▶ **Records drawn from a dataset**:
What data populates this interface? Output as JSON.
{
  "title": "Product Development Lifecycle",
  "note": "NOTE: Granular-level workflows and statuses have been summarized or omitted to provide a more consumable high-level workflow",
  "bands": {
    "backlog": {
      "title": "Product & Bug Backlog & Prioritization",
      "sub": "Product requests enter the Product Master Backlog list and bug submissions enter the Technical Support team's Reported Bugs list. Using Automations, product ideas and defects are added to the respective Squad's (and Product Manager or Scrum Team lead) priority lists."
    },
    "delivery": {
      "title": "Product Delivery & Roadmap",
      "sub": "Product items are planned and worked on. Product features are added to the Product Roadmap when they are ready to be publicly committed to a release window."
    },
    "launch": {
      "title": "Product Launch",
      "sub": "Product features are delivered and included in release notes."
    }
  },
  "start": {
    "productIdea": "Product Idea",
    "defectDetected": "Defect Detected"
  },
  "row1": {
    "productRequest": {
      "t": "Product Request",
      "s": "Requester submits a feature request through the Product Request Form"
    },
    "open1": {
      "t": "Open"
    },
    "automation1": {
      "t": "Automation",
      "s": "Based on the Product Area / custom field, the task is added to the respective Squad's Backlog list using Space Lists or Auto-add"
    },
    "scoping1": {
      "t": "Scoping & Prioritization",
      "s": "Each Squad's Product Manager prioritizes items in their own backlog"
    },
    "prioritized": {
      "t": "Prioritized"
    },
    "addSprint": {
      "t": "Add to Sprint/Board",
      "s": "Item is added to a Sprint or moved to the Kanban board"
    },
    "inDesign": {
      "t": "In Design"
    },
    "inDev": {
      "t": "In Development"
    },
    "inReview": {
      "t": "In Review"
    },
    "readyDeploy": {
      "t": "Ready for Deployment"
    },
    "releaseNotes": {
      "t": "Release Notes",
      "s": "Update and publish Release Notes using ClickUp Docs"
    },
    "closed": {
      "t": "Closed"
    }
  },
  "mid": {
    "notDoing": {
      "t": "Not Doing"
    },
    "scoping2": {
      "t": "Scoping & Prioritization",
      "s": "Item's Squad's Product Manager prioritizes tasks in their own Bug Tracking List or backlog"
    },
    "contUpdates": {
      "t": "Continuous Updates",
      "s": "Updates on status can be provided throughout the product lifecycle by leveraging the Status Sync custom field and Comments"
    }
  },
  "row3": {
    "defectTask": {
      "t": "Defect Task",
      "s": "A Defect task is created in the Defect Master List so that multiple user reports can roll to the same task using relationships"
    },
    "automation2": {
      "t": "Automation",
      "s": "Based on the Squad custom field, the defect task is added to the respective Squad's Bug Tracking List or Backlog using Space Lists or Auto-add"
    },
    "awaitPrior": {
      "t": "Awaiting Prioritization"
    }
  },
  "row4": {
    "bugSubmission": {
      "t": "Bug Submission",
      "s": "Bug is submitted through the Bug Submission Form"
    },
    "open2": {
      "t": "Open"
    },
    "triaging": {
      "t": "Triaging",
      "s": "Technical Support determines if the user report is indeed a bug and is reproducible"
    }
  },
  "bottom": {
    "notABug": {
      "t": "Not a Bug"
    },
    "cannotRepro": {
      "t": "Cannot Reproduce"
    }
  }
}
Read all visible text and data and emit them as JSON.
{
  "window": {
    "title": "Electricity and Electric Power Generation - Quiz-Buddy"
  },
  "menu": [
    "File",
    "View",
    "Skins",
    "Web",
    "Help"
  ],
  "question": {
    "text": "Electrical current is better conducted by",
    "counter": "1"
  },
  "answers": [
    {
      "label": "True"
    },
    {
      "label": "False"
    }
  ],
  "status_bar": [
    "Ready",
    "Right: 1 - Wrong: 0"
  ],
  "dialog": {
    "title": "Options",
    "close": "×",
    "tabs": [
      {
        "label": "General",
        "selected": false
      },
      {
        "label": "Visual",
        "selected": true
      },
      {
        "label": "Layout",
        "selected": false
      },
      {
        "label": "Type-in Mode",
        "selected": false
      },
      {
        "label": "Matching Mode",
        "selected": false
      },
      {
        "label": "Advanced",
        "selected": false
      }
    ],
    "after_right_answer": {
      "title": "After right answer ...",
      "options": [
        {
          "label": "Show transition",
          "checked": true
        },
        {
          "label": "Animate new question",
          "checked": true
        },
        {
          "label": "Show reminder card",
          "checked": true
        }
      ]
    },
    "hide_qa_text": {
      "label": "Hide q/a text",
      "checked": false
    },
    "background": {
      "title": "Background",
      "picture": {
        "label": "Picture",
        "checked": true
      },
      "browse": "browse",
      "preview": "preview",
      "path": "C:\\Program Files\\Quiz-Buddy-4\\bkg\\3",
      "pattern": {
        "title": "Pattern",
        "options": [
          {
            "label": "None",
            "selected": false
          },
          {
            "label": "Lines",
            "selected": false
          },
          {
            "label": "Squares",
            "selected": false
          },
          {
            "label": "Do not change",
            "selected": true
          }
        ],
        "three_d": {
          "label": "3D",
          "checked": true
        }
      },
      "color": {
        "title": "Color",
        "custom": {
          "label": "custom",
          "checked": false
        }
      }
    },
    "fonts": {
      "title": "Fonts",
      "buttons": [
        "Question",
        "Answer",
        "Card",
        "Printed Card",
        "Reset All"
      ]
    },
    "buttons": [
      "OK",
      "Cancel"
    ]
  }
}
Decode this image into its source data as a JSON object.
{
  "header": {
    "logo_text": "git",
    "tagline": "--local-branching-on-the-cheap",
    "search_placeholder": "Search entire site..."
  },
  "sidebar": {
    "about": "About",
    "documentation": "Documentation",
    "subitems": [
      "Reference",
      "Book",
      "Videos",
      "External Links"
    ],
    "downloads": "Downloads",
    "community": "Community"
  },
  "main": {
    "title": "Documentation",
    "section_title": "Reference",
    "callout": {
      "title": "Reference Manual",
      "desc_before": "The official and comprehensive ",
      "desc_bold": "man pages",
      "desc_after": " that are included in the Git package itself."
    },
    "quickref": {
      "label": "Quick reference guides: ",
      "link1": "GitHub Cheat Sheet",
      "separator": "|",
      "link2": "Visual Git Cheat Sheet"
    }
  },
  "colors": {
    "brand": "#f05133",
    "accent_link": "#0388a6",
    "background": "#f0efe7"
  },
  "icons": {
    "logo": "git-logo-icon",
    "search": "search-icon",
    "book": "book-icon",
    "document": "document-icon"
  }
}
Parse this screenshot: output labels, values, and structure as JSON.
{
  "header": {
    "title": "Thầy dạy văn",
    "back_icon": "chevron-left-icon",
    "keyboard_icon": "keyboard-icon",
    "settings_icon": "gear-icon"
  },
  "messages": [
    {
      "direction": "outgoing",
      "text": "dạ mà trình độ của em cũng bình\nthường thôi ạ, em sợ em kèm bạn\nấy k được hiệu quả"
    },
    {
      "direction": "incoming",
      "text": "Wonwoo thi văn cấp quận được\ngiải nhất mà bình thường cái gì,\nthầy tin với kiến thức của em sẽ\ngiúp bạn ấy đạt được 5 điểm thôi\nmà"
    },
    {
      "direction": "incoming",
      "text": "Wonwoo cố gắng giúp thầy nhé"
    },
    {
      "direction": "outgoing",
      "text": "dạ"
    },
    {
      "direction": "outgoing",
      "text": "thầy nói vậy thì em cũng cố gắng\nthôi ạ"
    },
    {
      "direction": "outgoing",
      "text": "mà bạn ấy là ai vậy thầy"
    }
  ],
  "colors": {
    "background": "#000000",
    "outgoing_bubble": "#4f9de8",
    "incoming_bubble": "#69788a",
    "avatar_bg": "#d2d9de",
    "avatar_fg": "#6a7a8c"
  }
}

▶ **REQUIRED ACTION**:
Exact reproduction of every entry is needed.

▶ **ANSWER FOR THE TASK**:
What data populates this interface? Output as JSON.
{
  "title": "Product Development Lifecycle",
  "note": "NOTE: Granular-level workflows and statuses have been summarized or omitted to provide a more consumable high-level workflow",
  "bands": {
    "backlog": {
      "title": "Product & Bug Backlog & Prioritization",
      "sub": "Product requests enter the Product Master Backlog list and bug submissions enter the Technical Support team's Reported Bugs list. Using Automations, product ideas and defects are added to the respective Squad's (and Product Manager or Scrum Team lead) priority lists."
    },
    "delivery": {
      "title": "Product Delivery & Roadmap",
      "sub": "Product items are planned and worked on. Product features are added to the Product Roadmap when they are ready to be publicly committed to a release window."
    },
    "launch": {
      "title": "Product Launch",
      "sub": "Product features are delivered and included in release notes."
    }
  },
  "start": {
    "productIdea": "Product Idea",
    "defectDetected": "Defect Detected"
  },
  "row1": {
    "productRequest": {
      "t": "Product Request",
      "s": "Requester submits a feature request through the Product Request Form"
    },
    "open1": {
      "t": "Open"
    },
    "automation1": {
      "t": "Automation",
      "s": "Based on the Product Area / custom field, the task is added to the respective Squad's Backlog list using Space Lists or Auto-add"
    },
    "scoping1": {
      "t": "Scoping & Prioritization",
      "s": "Each Squad's Product Manager prioritizes items in their own backlog"
    },
    "prioritized": {
      "t": "Prioritized"
    },
    "addSprint": {
      "t": "Add to Sprint/Board",
      "s": "Item is added to a Sprint or moved to the Kanban board"
    },
    "inDesign": {
      "t": "In Design"
    },
    "inDev": {
      "t": "In Development"
    },
    "inReview": {
      "t": "In Review"
    },
    "readyDeploy": {
      "t": "Ready for Deployment"
    },
    "releaseNotes": {
      "t": "Release Notes",
      "s": "Update and publish Release Notes using ClickUp Docs"
    },
    "closed": {
      "t": "Closed"
    }
  },
  "mid": {
    "notDoing": {
      "t": "Not Doing"
    },
    "scoping2": {
      "t": "Scoping & Prioritization",
      "s": "Item's Squad's Product Manager prioritizes tasks in their own Bug Tracking List or backlog"
    },
    "contUpdates": {
      "t": "Continuous Updates",
      "s": "Updates on status can be provided throughout the product lifecycle by leveraging the Status Sync custom field and Comments"
    }
  },
  "row3": {
    "defectTask": {
      "t": "Defect Task",
      "s": "A Defect task is created in the Defect Master List so that multiple user reports can roll to the same task using relationships"
    },
    "automation2": {
      "t": "Automation",
      "s": "Based on the Squad custom field, the defect task is added to the respective Squad's Bug Tracking List or Backlog using Space Lists or Auto-add"
    },
    "awaitPrior": {
      "t": "Awaiting Prioritization"
    }
  },
  "row4": {
    "bugSubmission": {
      "t": "Bug Submission",
      "s": "Bug is submitted through the Bug Submission Form"
    },
    "open2": {
      "t": "Open"
    },
    "triaging": {
      "t": "Triaging",
      "s": "Technical Support determines if the user report is indeed a bug and is reproducible"
    }
  },
  "bottom": {
    "notABug": {
      "t": "Not a Bug"
    },
    "cannotRepro": {
      "t": "Cannot Reproduce"
    }
  }
}
Read all visible text and data and emit them as JSON.
{
  "window": {
    "title": "Electricity and Electric Power Generation - Quiz-Buddy"
  },
  "menu": [
    "File",
    "View",
    "Skins",
    "Web",
    "Help"
  ],
  "question": {
    "text": "Electrical current is better conducted by",
    "counter": "1"
  },
  "answers": [
    {
      "label": "True"
    },
    {
      "label": "False"
    }
  ],
  "status_bar": [
    "Ready",
    "Right: 1 - Wrong: 0"
  ],
  "dialog": {
    "title": "Options",
    "close": "×",
    "tabs": [
      {
        "label": "General",
        "selected": false
      },
      {
        "label": "Visual",
        "selected": true
      },
      {
        "label": "Layout",
        "selected": false
      },
      {
        "label": "Type-in Mode",
        "selected": false
      },
      {
        "label": "Matching Mode",
        "selected": false
      },
      {
        "label": "Advanced",
        "selected": false
      }
    ],
    "after_right_answer": {
      "title": "After right answer ...",
      "options": [
        {
          "label": "Show transition",
          "checked": true
        },
        {
          "label": "Animate new question",
          "checked": true
        },
        {
          "label": "Show reminder card",
          "checked": true
        }
      ]
    },
    "hide_qa_text": {
      "label": "Hide q/a text",
      "checked": false
    },
    "background": {
      "title": "Background",
      "picture": {
        "label": "Picture",
        "checked": true
      },
      "browse": "browse",
      "preview": "preview",
      "path": "C:\\Program Files\\Quiz-Buddy-4\\bkg\\3",
      "pattern": {
        "title": "Pattern",
        "options": [
          {
            "label": "None",
            "selected": false
          },
          {
            "label": "Lines",
            "selected": false
          },
          {
            "label": "Squares",
            "selected": false
          },
          {
            "label": "Do not change",
            "selected": true
          }
        ],
        "three_d": {
          "label": "3D",
          "checked": true
        }
      },
      "color": {
        "title": "Color",
        "custom": {
          "label": "custom",
          "checked": false
        }
      }
    },
    "fonts": {
      "title": "Fonts",
      "buttons": [
        "Question",
        "Answer",
        "Card",
        "Printed Card",
        "Reset All"
      ]
    },
    "buttons": [
      "OK",
      "Cancel"
    ]
  }
}
Decode this image into its source data as a JSON object.
{
  "header": {
    "logo_text": "git",
    "tagline": "--local-branching-on-the-cheap",
    "search_placeholder": "Search entire site..."
  },
  "sidebar": {
    "about": "About",
    "documentation": "Documentation",
    "subitems": [
      "Reference",
      "Book",
      "Videos",
      "External Links"
    ],
    "downloads": "Downloads",
    "community": "Community"
  },
  "main": {
    "title": "Documentation",
    "section_title": "Reference",
    "callout": {
      "title": "Reference Manual",
      "desc_before": "The official and comprehensive ",
      "desc_bold": "man pages",
      "desc_after": " that are included in the Git package itself."
    },
    "quickref": {
      "label": "Quick reference guides: ",
      "link1": "GitHub Cheat Sheet",
      "separator": "|",
      "link2": "Visual Git Cheat Sheet"
    }
  },
  "colors": {
    "brand": "#f05133",
    "accent_link": "#0388a6",
    "background": "#f0efe7"
  },
  "icons": {
    "logo": "git-logo-icon",
    "search": "search-icon",
    "book": "book-icon",
    "document": "document-icon"
  }
}
Parse this screenshot: output labels, values, and structure as JSON.
{
  "header": {
    "title": "Thầy dạy văn",
    "back_icon": "chevron-left-icon",
    "keyboard_icon": "keyboard-icon",
    "settings_icon": "gear-icon"
  },
  "messages": [
    {
      "direction": "outgoing",
      "text": "dạ mà trình độ của em cũng bình\nthường thôi ạ, em sợ em kèm bạn\nấy k được hiệu quả"
    },
    {
      "direction": "incoming",
      "text": "Wonwoo thi văn cấp quận được\ngiải nhất mà bình thường cái gì,\nthầy tin với kiến thức của em sẽ\ngiúp bạn ấy đạt được 5 điểm thôi\nmà"
    },
    {
      "direction": "incoming",
      "text": "Wonwoo cố gắng giúp thầy nhé"
    },
    {
      "direction": "outgoing",
      "text": "dạ"
    },
    {
      "direction": "outgoing",
      "text": "thầy nói vậy thì em cũng cố gắng\nthôi ạ"
    },
    {
      "direction": "outgoing",
      "text": "mà bạn ấy là ai vậy thầy"
    }
  ],
  "colors": {
    "background": "#000000",
    "outgoing_bubble": "#4f9de8",
    "incoming_bubble": "#69788a",
    "avatar_bg": "#d2d9de",
    "avatar_fg": "#6a7a8c"
  }
}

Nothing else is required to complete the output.